The area’s potential is what drew State of Confusion to LoSo, Putnal says, and the restaurant’s industrial and “weathered” exterior was designed to honor the neighborhood’s history as a warehouse district. 

Another example of developers’ domination? Announcements of new restaurants, bars and businesses opening in the area capture the excited attention of media and area residents, but not everybody sees the development as purely positive.

Across the street from Olde Meck sits Protagonist Brewery, which has been in LoSo for about three years. Charlotte native Matt Davis, a manager at Protagonist, says he worries the city’s artistic roots are disappearing as businesses from out of town take over not just LoSo, but Charlotte as a whole. 

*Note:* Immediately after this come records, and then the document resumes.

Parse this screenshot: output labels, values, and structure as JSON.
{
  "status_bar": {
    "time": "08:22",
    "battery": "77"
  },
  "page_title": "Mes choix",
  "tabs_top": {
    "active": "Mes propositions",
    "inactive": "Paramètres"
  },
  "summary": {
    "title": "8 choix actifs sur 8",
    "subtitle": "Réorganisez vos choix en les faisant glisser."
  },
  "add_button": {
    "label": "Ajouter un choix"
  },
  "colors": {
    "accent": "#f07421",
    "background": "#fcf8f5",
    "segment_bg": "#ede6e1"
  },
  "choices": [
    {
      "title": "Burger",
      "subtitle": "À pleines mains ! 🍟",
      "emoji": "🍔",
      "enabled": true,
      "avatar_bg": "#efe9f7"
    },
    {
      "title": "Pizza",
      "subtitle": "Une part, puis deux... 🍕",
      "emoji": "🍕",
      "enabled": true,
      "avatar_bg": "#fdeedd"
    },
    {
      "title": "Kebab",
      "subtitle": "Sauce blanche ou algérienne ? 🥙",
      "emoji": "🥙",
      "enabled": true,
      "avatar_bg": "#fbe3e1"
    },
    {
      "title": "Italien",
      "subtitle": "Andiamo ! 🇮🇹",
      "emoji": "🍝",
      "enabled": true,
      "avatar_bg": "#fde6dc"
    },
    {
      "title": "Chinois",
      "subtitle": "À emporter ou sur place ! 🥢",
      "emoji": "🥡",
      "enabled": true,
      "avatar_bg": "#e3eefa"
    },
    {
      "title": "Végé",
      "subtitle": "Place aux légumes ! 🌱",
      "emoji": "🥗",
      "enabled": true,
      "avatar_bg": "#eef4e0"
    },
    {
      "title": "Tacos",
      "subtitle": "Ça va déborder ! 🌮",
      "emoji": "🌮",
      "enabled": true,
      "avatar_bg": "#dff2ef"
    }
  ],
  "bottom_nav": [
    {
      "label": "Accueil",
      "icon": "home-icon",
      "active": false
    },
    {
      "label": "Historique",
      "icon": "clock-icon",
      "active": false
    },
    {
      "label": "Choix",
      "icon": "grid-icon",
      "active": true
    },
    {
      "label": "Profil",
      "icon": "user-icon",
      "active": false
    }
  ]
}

“As a native who spent all my life here, when they started painting over the graffiti — money from out-of-state has come in and carved away everything that mattered to the locals,” Davis said. Developers “slapped some breweries in, which are fine if you have the money, but it costs $200 a night to go out.”

He says he believes Charlotte has become a “pay-to-play city,” and he worries that visitors and people moving in from other parts of the country aren’t aware of what’s happening to the city’s roots. 

“The pandemic gave fertile ground for wealthy, out-of-town people to come in and carve up the artistic parts of the city,” Davis said. “Someone from out of town might look at these businesses and think, ‘Oh, they’re small businesses.’ These are created by investors. These aren’t small business romance stories.”

‘LoSo’ was almost a no-go: Settling on a name for the neighborhood didn’t come without some controversy. 

Marrino of Olde Meck recalls a push several years back to call the area “Queens Park,” but he was a staunch advocate for “LoSo,” which he argued was short and catchy — like NoDa in north Charlotte. 

The naming drama caught fire in local media, with Axios Charlotte (then Charlotte Agenda) publishing an opinion piece in 2016 with the ranty headline: “LoSo: The death of neighborhood names in Charlotte.” 

The Charlotte Observer’s Charlotte Five had its own take in 2019, calling LoSo “a generic, soulless neighborhood name.”

Lindsey Banks is a staff reporter for The Ledger. Reach her at lindsey@cltledger.com 

Share This